*** Begin section ***
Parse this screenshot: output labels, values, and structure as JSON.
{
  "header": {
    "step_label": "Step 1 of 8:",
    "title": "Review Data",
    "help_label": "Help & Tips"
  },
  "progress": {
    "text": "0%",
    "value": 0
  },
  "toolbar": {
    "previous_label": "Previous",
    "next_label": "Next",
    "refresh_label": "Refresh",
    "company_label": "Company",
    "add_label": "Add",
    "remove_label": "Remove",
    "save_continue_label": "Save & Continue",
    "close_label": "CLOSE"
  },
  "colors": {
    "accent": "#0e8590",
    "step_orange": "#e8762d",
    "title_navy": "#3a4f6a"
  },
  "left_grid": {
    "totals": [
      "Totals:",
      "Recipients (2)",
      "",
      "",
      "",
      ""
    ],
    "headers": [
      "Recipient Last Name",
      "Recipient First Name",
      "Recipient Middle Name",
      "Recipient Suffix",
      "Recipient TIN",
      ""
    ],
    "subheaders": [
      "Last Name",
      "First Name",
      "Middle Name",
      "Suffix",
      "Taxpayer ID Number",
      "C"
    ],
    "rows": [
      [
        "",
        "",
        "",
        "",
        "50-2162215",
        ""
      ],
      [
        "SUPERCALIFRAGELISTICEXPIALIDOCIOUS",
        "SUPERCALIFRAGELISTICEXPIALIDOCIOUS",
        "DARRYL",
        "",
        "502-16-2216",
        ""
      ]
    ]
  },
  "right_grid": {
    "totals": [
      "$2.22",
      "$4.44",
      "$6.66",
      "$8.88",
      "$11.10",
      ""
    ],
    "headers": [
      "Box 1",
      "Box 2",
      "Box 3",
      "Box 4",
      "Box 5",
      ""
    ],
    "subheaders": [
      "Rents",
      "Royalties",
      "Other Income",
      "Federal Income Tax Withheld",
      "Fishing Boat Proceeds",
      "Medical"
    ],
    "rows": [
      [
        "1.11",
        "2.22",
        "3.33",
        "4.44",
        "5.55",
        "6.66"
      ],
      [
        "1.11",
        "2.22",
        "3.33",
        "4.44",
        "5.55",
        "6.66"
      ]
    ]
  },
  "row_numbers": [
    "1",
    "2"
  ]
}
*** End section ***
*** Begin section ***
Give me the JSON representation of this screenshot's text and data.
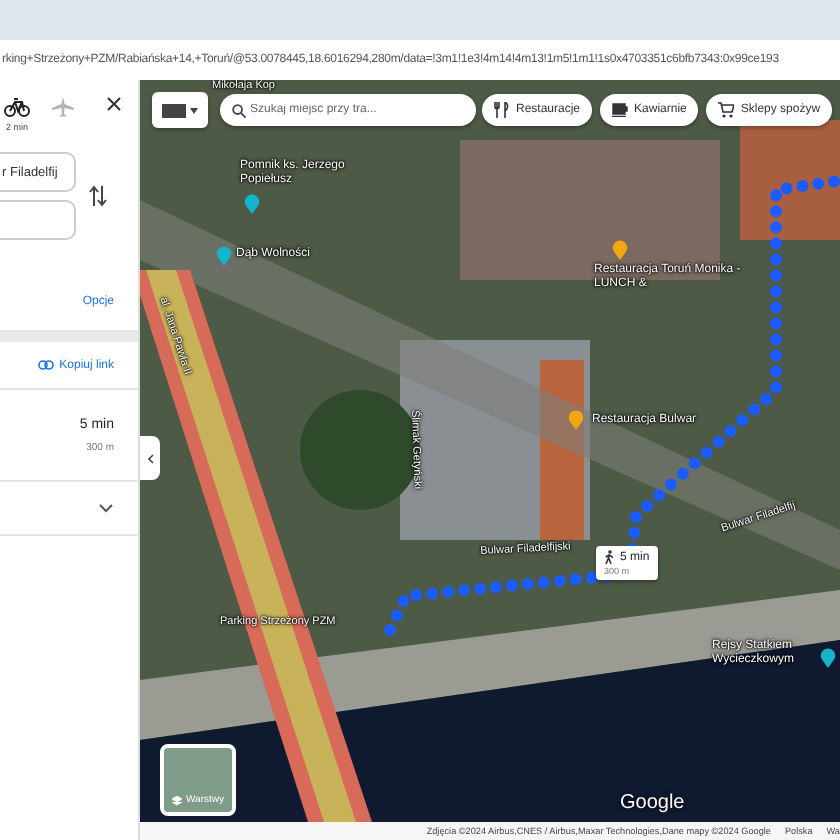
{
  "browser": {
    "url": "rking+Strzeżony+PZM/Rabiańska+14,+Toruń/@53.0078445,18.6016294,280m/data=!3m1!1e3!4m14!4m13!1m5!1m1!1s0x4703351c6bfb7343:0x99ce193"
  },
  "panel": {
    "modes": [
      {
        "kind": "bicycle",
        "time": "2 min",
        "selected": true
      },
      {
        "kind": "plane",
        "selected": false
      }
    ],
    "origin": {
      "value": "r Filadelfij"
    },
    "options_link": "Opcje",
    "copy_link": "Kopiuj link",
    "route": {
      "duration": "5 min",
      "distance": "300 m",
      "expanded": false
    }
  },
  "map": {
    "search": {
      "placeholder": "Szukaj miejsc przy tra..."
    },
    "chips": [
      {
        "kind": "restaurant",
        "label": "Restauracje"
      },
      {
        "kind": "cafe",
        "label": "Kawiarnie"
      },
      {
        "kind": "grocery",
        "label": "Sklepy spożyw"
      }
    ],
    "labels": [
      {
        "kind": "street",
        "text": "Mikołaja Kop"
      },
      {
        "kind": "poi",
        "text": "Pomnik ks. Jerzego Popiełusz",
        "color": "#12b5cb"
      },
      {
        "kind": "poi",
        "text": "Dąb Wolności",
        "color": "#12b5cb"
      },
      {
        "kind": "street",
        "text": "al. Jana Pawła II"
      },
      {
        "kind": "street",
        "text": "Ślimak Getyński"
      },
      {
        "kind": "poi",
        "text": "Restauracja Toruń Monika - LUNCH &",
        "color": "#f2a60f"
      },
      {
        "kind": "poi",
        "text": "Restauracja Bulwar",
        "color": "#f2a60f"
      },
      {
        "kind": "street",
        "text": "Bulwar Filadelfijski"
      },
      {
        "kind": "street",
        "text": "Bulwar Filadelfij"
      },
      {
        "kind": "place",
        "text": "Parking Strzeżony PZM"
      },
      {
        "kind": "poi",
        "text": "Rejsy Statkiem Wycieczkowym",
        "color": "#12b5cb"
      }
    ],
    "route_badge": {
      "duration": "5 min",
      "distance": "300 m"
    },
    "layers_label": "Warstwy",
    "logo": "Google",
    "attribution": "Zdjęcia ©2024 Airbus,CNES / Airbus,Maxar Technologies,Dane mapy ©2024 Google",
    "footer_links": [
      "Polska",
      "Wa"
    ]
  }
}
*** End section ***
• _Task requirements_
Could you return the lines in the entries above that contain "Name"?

• _Exercise output_
      "Recipient Last Name",
      "Recipient First Name",
      "Recipient Middle Name",
      "Last Name",
      "First Name",
      "Middle Name",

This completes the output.